For the Scandinavian market
“A cashmere sweater, cardigan or scarf from our suppliers becomes a piece you will cherish for many years, if you treat it the best way. And it will only get softer and softer the more you use it,” Minde says, with a smile. He stresses the importance of only purchasing cashmere items of the best quality and explains that Mongolian cashmere is known for its exceptional quality, as well as for its strong, long fibres, which results in less pilling on the garments.
With exclusive design and limited collections, Cashmere House offers products with standardised sizes, created especially for the Scandinavian market. “Our team is working hard to find the best products, and our goal is to provide the very best quality and timeless design all year long,” Minde promises.
This winter’s new clothing collection focuses on gifts, combining quality with a sprinkle of the ultimate luxury from the cashmere world. Stop by the lovely shop at Bekkestua or at one of their pop-up stores. Alternatively, all items are available at the Cashmere House webshop.
What is cashmere?
Cashmere is the fine fibre obtained from cashmere goats (Capra hircus laniger), which live only in central Asia. The cashmere fibre is gently removed from the goats using traditional hand-combing methods. Cashmere House cashmere is not cut or sheared using electrical clippers, which can stress and/or harm the animals. It is the undercoat of the goat that is used. This provides the perfect insulation for them during the extreme Mongolian winters, where it can be as cold as minus 50 degrees Celsius in the winters and over 40 degrees in summer. Here, only the strongest animals with the best quality of cashmere survive, and it is this cashmere that is used in Cashmere House’s production.

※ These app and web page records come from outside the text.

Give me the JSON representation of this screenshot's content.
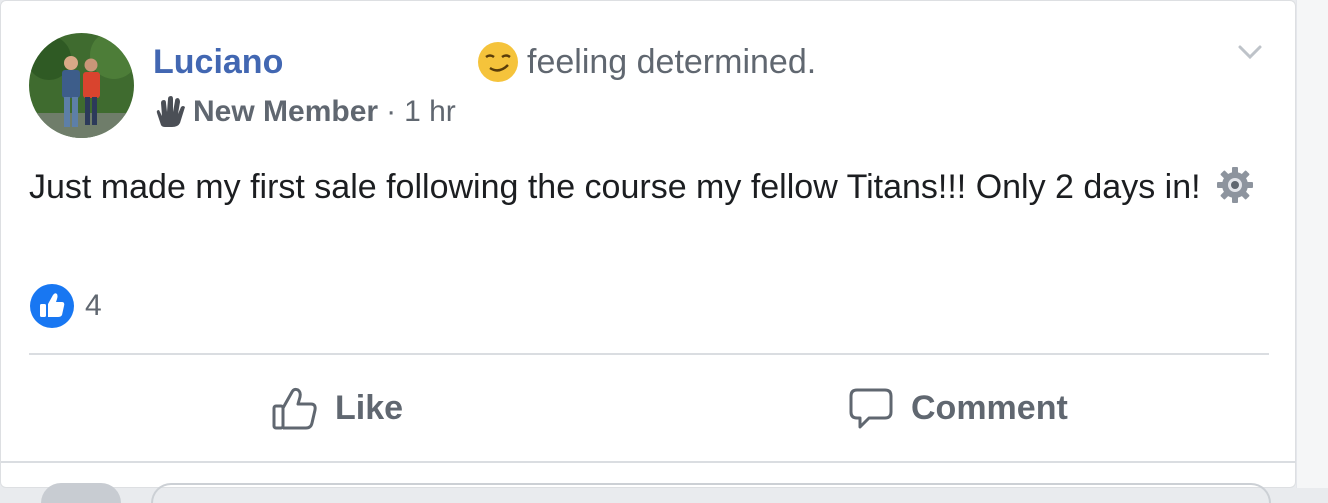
{
  "post": {
    "author": "Luciano",
    "feeling": "feeling determined.",
    "feeling_icon": "smirking-face-icon",
    "badge": "New Member",
    "badge_icon": "waving-hand-icon",
    "separator": "·",
    "time": "1 hr",
    "text": "Just made my first sale following the course my fellow Titans!!! Only 2 days in!",
    "text_icon": "gear-icon"
  },
  "reactions": {
    "icon": "like-reaction-icon",
    "count": "4"
  },
  "actions": {
    "like_label": "Like",
    "comment_label": "Comment"
  },
  "colors": {
    "author": "#4267b2",
    "muted_text": "#606770",
    "body_text": "#1c1e21",
    "like_blue": "#1877f2",
    "divider": "#dadde1"
  }
}
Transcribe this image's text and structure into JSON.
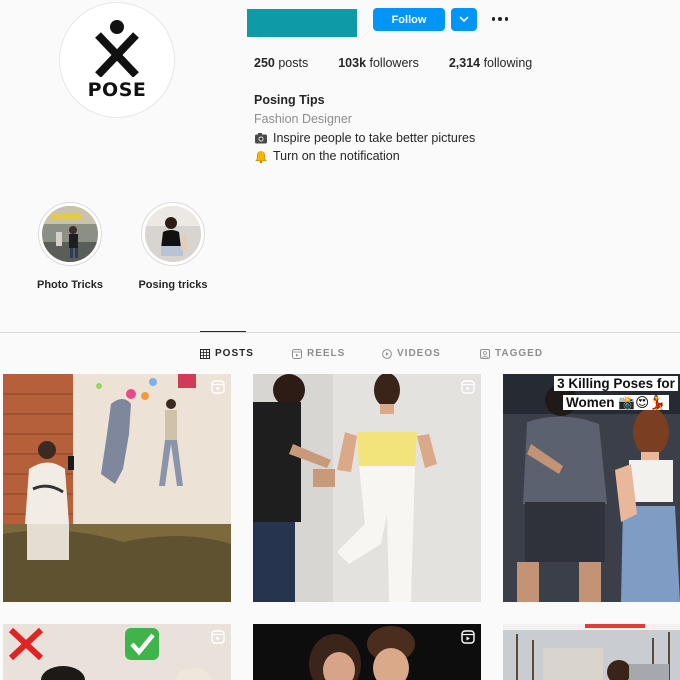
{
  "profile": {
    "avatar_text": "POSE",
    "follow_label": "Follow",
    "stats": [
      {
        "value": "250",
        "label": " posts"
      },
      {
        "value": "103k",
        "label": " followers"
      },
      {
        "value": "2,314",
        "label": " following"
      }
    ],
    "bio": {
      "name": "Posing Tips",
      "category": "Fashion Designer",
      "line1": "Inspire people to take better pictures",
      "line2": "Turn on the notification"
    },
    "accent_color": "#0095f6",
    "username_block_color": "#0e9aa7"
  },
  "highlights": [
    {
      "label": "Photo Tricks"
    },
    {
      "label": "Posing tricks"
    }
  ],
  "tabs": [
    {
      "label": "POSTS",
      "icon": "grid-icon",
      "active": true
    },
    {
      "label": "REELS",
      "icon": "reels-icon",
      "active": false
    },
    {
      "label": "VIDEOS",
      "icon": "play-icon",
      "active": false
    },
    {
      "label": "TAGGED",
      "icon": "tag-icon",
      "active": false
    }
  ],
  "posts": [
    {
      "type": "reel",
      "caption": ""
    },
    {
      "type": "reel",
      "caption": ""
    },
    {
      "type": "post",
      "caption_line1": "3 Killing Poses for",
      "caption_line2": "Women 📸😍💃"
    },
    {
      "type": "reel",
      "caption": ""
    },
    {
      "type": "reel",
      "caption": ""
    },
    {
      "type": "post",
      "caption": ""
    }
  ]
}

Approximately 30 per cent of the world’s annual cashmere crop comes from Mongolia. Mongolian cashmere is characterised as the longest natural cashmere fibre in the world, and is also the warmest, due to Mongolia’s extreme climate.
How to care for cashmere?
Always follow the care instructions attached to each garment. Cashmere garments should be regularly washed at 30 degrees, using a non-biological detergent. If the item is washed too hot, the fibres may become broken and matted. This is called felting. A cashmere garment from Cashmere House should be washed regularly after use and dried flat at room temperature. When you have finished using your cashmere clothing for the season, it is important to keep items clean and to store them in a sealed container or bag to prevent insect damage.
Subscribe to Our Newsletter
Receive our monthly newsletter by email